So way back in 2015, before I left London I bought the geekiest thing ever (to a self taught cap maker), on ebay. A very LARGE box of flat cap patterns in various sizes and styles, supposedly from a hat factory that closed down. Best £89 I ever spent.
Ever since then I have been slowly working my way through them, using the info I do have on them and my existing knowledge of flat cap patterns and cap sizes to sort them and test them.
Photo: Some of the pieces spread across my old flat floor in 2015, right after it arrived.
Now I don't know 100% for sure, a lot of details about the patterns. I can assume or guess certain things; and that is just what I am doing; but for example, I don't know what flat cap style each one makes when sewn out of fabric. I don't know their seam allowances (and that effects their final sizes), so many are incomplete or aren't labelled fully and it's a lot of work to catalogue and sort them, let alone trial them and learn from them. But for someone obsessed with cap patterns and the shapes they make and who loves cataloguing stuff (you not figured that out yet from "the capalog"?!?) it is bizarrely SO FUN. It is like it was made for me. Again best £89 I ever spent.
I would love to say it's been a continuous process, and I've been doing it every fucking weekend. I have not. A lot of life has also happened in that five years and like everyone, life priorities and making a living always shoves things to the back burner. Wait, it's 7 years now. Damnit. But I have still been able to figure out and use quite a lot of info from them so far. I totally wouldn't be able to use them at all if I didn't already know one or two things about cap patterns either.
I'm prob one of the few weirdos that would get excited about it too! (Shout out to anyone in the group weird secondhand finds that need to be shared!) I wish 2015 me had used a banana for scale next to them all spread across my hackney wick flat floor, so I could demonstrate how immense the collection in that one box was. (But apparently I did use a vistaprint business card box, according to the above photo!)
As for info on them, there's names scrawled on most of the shapes, not all of them though, and I am pretty confident the names are the cap style names for a few of them. There is a company name on one or two and from internet sleuthing, they don't sell caps anymore and specialise in selling fabric now, but are generations old. So didn't close down after all, just specialised in a different part of the industry, probably as a result of different ownership.

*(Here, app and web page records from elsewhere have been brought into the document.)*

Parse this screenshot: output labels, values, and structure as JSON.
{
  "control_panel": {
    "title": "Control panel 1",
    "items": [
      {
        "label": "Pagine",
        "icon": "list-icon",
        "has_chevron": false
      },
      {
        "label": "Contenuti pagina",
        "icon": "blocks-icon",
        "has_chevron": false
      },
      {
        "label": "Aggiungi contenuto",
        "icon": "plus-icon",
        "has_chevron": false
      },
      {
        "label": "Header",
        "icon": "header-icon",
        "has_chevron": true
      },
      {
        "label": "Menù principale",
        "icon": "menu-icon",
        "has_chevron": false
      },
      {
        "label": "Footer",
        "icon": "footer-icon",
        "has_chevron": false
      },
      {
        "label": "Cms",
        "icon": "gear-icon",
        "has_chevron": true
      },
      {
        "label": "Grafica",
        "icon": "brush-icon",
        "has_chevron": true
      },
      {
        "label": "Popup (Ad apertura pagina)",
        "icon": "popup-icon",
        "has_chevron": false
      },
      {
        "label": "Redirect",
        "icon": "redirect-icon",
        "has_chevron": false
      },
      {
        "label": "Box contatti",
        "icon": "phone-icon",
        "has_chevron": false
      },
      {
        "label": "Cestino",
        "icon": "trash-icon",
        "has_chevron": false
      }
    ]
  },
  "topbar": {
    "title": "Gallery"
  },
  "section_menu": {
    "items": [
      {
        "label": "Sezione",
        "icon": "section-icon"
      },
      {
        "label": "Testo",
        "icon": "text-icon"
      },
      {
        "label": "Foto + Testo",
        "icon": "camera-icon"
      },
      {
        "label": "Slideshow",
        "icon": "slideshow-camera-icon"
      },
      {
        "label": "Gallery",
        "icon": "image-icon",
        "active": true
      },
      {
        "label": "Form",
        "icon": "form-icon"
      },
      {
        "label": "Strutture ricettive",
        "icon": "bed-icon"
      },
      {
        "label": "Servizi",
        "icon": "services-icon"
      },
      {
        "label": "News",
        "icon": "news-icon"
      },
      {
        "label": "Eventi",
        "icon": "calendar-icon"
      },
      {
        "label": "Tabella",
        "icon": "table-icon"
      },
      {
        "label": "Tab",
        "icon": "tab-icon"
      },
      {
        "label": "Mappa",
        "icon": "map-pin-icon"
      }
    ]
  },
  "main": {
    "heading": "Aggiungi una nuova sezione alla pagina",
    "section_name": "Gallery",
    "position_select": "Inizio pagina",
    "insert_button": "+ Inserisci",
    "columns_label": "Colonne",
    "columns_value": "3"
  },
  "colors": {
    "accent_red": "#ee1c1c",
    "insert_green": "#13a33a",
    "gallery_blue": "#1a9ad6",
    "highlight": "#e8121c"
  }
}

All the numbers on the patterns are cap sizes I instantly recognise and fortunately I have size conversion charts to refer to too. Most of the cap sizes are traditional sizes, so 6 5/8 for example. Here's a great time to realise I've made a typo on my own size conversion chart & that 7 3/4 is definitely bigger than 7 3/8 and why didn't I spot that it should say 7 1/4 but anyway oopsssss. Professional.
Date wise, some of the patterns are labelled with date changes, probably when they made updates to the shape. Most of the dates seem to be in the 80s and 90s, but the oldest date seems to be 1966, and as a kid of both the 80s and 90s, I am not ever going to call that vintage! Even if I technically can, because that is also pretty recent to me.
As for sorting them, I'm being a total colour geek and have used coloured metal rings, to hang the sizes together. So a specific coloured ring for each size, to create a system and keep them in some sort of order and so I can use them on a regular basis. And cos yeah colour coded systems for the win! Most of the patterns already had a hole at the top of each piece, so that is probably how they were originally stored too.
Photo: Segment flat cap patterns, hung underneath the cutting table.
While cap shapes have definitely changed over time, and can totally reflect an era or time period, the core shapes don't change that much. They still follow the same basic shapes, so these flat cap patterns def have value to learn from and I have been itching to include flat caps in the capalog for ages, but it has also been a little bit of a nemesis that I didn't 100% understand. So these patterns are invaluable to me, to really really understand and learn more info from them.
So far I've adapted 3 or 4 cap shapes which will be released for sale super super soon, as a result of these patterns. I am ridiculously stupidly excited to keep experimenting with them and fine tune the flat cap styles, that I would like to include in The Capalog. I am also super aware of making them my own and not just directly copying someone else. You may have already spotted some pics on instagram of works in progress but more on that in the next blog post on The Box of Flat Caps, part two!